The company will also ban smoking on all vessels and at all terminals in January 2018.
As of Oct. 11, customers who drive onto a lower contained car deck will have to leave while the vessel is sailing. The new policy applies to the lower vehicle decks on 18 vessels that operate on the Tsawwassen – Swartz Bay, Tsawwassen – Duke Point, Horseshoe Bay – Departure Bay, Horseshoe Bay – Langdale, Powell River – Comox, Tsawwassen –Southern Gulf Islands, Port Hardy – Prince Rupert and Prince Rupert – Haida Gwaii routes. The policy also applies to the vessel that will operate the Port Hardy – Bella Coola route.
The vessels that are included in the new policy are:
- the Spirit of British Columbia,
- the Spirit of Vancouver Island,
- Coastal Renaissance,
- Coastal Inspiration,
- Coastal Celebration,
- Queen of Alberni,
- Queen of Coquitlam,
- Queen of Cowichan,
- Queen of New Westminster,
- Queen of Oak Bay,
- Queen of Surrey,
- Queen of Nanaimo,
- Salish Orca,
- Salish Eagle,
- Salish Raven,
- Northern Expedition,
- Northern Adventure,
- New vessel servicing Port Hardy – Bella
Passengers will still be allowed to remain in their vehicles on upper decks.
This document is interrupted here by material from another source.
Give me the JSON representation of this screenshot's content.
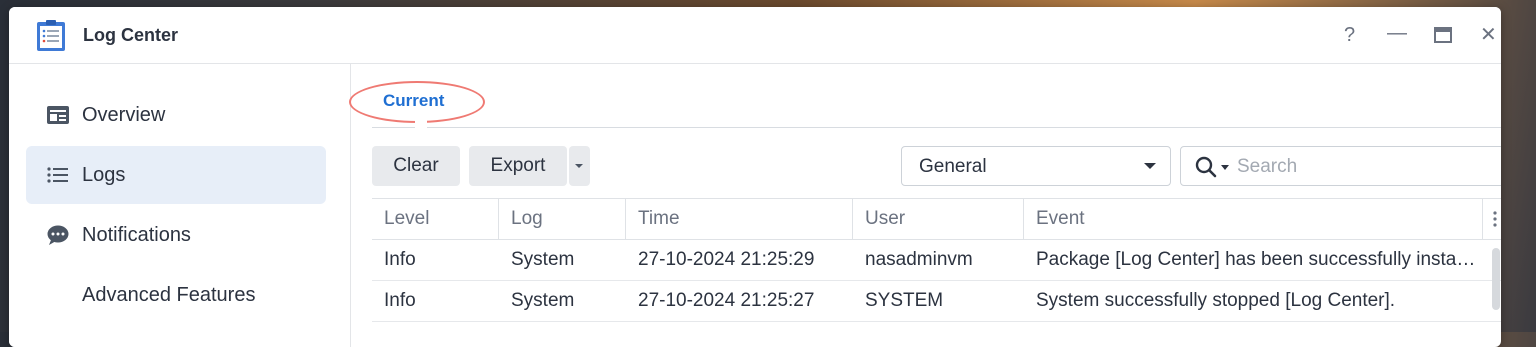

The access restriction will not apply when passengers are directed by an announcement to return to their vehicles before the ferry docks.
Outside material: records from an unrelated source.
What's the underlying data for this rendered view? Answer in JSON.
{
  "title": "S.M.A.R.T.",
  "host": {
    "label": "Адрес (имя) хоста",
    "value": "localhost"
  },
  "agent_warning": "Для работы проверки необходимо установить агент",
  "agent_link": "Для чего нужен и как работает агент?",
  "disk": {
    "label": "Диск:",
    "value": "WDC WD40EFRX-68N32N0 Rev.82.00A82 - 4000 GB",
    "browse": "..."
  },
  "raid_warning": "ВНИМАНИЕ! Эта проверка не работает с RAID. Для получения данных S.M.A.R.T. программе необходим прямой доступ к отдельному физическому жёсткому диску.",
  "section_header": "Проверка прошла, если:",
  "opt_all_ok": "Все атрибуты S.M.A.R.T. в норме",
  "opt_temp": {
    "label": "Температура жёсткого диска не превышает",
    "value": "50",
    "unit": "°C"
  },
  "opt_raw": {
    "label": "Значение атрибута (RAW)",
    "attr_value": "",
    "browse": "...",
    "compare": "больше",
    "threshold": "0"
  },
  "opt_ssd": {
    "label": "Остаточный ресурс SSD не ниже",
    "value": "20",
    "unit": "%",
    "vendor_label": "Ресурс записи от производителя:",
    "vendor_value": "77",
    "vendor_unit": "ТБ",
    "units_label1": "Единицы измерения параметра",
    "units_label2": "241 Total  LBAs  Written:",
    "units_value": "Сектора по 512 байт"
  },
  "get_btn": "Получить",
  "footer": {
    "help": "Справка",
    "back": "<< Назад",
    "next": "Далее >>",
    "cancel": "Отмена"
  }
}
In December, the company said it was required to required to comply with Transport Canada regulations that prohibit passengers from remaining in their vehicle on any closed deck on a vessel that is underway.
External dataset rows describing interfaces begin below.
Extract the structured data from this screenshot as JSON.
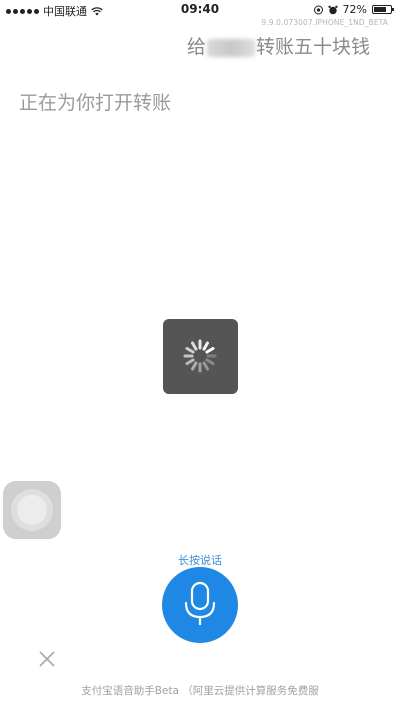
{
  "status_bar": {
    "carrier": "中国联通",
    "time": "09:40",
    "battery_percent_text": "72%",
    "battery_level": 0.72,
    "icons": [
      "signal-dots-icon",
      "wifi-icon",
      "location-icon",
      "alarm-icon",
      "battery-icon"
    ]
  },
  "app": {
    "version": "9.9.0.073007.IPHONE_1ND_BETA",
    "query_prefix": "给",
    "query_suffix": "转账五十块钱",
    "status_message": "正在为你打开转账"
  },
  "voice": {
    "hint": "长按说话",
    "mic_icon": "microphone-icon",
    "close_icon": "close-icon"
  },
  "footer": {
    "text": "支付宝语音助手Beta （阿里云提供计算服务免费服"
  },
  "colors": {
    "accent": "#1f88e5",
    "hint": "#3b8fd9",
    "spinner_bg": "#555555"
  }
}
“Recently, Transport Canada has reviewed the risk level for things like fires on vehicle decks and have decided that their application of this regulation needs to changed and that change requires all passengers on car decks to proceed up to the passenger decks,” Darren Johnston, the director of fleet operations for BC Ferries said. his will bring bc ferries in line with all other operators in
“This will bring BC Ferries in line with all other operators in Canada and for that part around the world.”
BC Ferries said it will initially adopt a “soft approach” to enforcement by informing customers about the new policy and asking them to comply. The company said customers with special circumstances may make a request at the ticket booth to be placed on the upper vehicle deck and employees will do their best to accommodate them.
Smoking ban also announced
On Jan. 22, 2018, BC Ferries will ban smoking on all of its vessels and at all of its terminals. The ban is due to the province amending regulations for no smoking buffer zones around any doorway, intake or open window to any public or workplace from three metres to six metres.
“Due to the physical space available from doors on the outer decks of BC Ferries’ large vessels and on the vehicle decks of smaller vessels, the new regulation means all vessels will need to become
smoke-free environments,” the company said in a statement.
All BC Ferries properties will become smoke-free to limit customers and employees’ exposure to second-hand smoke. The new policy will apply to tobacco, marijuana (including medical marijuana), vapour products and e-cigarettes. BC Ferries said medical marijuana users can either use edible products or manage their medical issues before or after they travel.
The company will be making announcements on board the vessels and at the terminals to remind customers about the smoke-free policy. There will also be signs placed on board the vessels and at the terminals.
BC Ferries will provide advanced notice of the policy change. It has also launched an employee smoking cessation program. Employees will not be allowed to smoke on BC Ferries property as of January 2018.